Conflicts of interest remain as docs receive $760M from drug makers

Physicians continue to struggle with conflicts of interest related to accepting payments for promotional work for pharmaceutical companies as a new report shows drug makers paid more than $760 million to doctors between 2009 and the second quarter of 2011, reports the Chicago Tribune.

Among the highest paid, Gerald Sacks spoke and consulted for four companies in ProPublica's Dollars for Docs database, earning $270,825 from Pfizer, Johnson & Johnson, Lilly, and Cephalon in 2010--not including travel costs and meals.

Six physicians who received more than $100,000 practice at Chicago's Rush University Medical Center, which is instituting a new policy this month that requires doctors report all payments from drug companies annually and restricts them from participating in drug company speaker's bureaus. "The idea here is we're always dealing with potential conflicts and what we wanted as an organization is to have a mechanism by which they are being managed," David Ansell, Rush's chief medical officer, told the Tribune.

ProPublica and its database are not without controversy, however. "They make it look like physicians are not impartial or are in the service of the drug companies, and can cause patients to wonder if physicians' recommendations for treatment are being made because it was the best option based on their clinical expertise or because they have a relationship with the company," said Josephine Johnston, a research scholar at the Hastings Center Johnston. "I don't think many physicians have taken that risk (of patient distrust) as seriously as they should."

Chicago pulmonologist Israel Rubinstein, who received more than $117,000 from two companies, said accepting payments from drug companies doesn't sway him in favor of those manufacturers. "I take a generic approach (when speaking about treatments) based on the published guidelines where those drugs are indicated," he said.

The analysis also found the payouts to many doctors dropped significantly last year.

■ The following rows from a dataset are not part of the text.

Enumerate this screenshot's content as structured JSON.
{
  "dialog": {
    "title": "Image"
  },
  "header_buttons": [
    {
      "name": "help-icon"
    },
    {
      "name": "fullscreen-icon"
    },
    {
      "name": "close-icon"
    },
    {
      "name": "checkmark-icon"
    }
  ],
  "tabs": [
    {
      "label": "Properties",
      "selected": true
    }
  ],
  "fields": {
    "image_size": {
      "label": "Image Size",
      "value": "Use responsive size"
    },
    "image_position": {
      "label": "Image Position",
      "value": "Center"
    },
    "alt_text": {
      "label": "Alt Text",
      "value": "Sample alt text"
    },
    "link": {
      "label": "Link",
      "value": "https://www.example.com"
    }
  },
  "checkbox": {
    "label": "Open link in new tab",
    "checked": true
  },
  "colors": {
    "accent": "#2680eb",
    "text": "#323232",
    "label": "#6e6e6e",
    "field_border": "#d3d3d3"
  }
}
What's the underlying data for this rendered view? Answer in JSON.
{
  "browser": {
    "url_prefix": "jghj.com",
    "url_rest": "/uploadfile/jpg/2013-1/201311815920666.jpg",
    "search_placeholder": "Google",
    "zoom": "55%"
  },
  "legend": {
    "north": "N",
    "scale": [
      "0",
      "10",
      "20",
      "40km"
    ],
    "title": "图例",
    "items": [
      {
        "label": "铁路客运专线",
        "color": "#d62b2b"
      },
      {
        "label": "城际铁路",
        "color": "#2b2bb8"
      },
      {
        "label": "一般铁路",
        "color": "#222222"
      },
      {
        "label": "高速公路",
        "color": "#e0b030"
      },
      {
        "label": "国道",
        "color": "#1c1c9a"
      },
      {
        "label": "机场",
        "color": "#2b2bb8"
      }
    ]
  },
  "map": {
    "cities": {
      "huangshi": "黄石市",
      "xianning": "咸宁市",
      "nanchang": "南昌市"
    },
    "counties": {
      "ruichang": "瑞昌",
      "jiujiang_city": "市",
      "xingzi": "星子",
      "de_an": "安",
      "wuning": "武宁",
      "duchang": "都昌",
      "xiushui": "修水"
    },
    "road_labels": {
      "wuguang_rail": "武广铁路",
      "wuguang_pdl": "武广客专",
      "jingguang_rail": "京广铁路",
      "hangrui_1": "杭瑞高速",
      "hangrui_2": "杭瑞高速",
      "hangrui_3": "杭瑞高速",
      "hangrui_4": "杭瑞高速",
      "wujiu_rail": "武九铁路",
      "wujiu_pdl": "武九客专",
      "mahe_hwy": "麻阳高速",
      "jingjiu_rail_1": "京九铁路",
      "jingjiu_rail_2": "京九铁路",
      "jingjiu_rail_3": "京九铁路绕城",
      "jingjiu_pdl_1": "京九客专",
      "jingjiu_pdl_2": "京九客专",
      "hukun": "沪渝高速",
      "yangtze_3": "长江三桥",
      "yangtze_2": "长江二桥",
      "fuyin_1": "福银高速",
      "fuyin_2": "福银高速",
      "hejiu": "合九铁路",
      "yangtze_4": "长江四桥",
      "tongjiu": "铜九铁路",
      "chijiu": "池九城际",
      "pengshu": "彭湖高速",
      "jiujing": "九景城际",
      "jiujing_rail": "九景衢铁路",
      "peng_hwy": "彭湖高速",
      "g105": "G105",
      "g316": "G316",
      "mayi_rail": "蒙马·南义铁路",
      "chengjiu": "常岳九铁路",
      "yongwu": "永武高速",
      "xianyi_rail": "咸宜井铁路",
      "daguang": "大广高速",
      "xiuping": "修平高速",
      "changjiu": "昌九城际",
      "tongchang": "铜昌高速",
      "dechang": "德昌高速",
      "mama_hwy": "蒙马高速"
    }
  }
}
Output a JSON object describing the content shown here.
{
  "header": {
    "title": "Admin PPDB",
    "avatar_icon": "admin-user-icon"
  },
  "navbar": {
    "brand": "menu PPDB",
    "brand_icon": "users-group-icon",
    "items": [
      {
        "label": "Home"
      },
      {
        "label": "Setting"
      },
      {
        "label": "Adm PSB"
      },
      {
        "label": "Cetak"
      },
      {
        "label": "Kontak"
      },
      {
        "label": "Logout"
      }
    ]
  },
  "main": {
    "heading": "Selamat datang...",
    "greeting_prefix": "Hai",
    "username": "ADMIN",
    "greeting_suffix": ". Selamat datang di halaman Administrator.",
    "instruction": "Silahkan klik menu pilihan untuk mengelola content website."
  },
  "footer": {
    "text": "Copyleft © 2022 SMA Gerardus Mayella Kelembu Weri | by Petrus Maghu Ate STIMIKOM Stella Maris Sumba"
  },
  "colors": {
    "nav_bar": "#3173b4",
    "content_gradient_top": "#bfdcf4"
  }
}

For example, pulmonologist Veena Antony was paid at least $88,000 to give promotional talks for GlaxoSmithKline in 2009. But last year, the Birmingham, Ala., doctor chose not to give the presentations because she was concerned her patients would think her advice was tainted. "You don't even want the appearance that I might be influenced by anything that a company gave," she said.

To learn more:
- read the Chicago Tribune article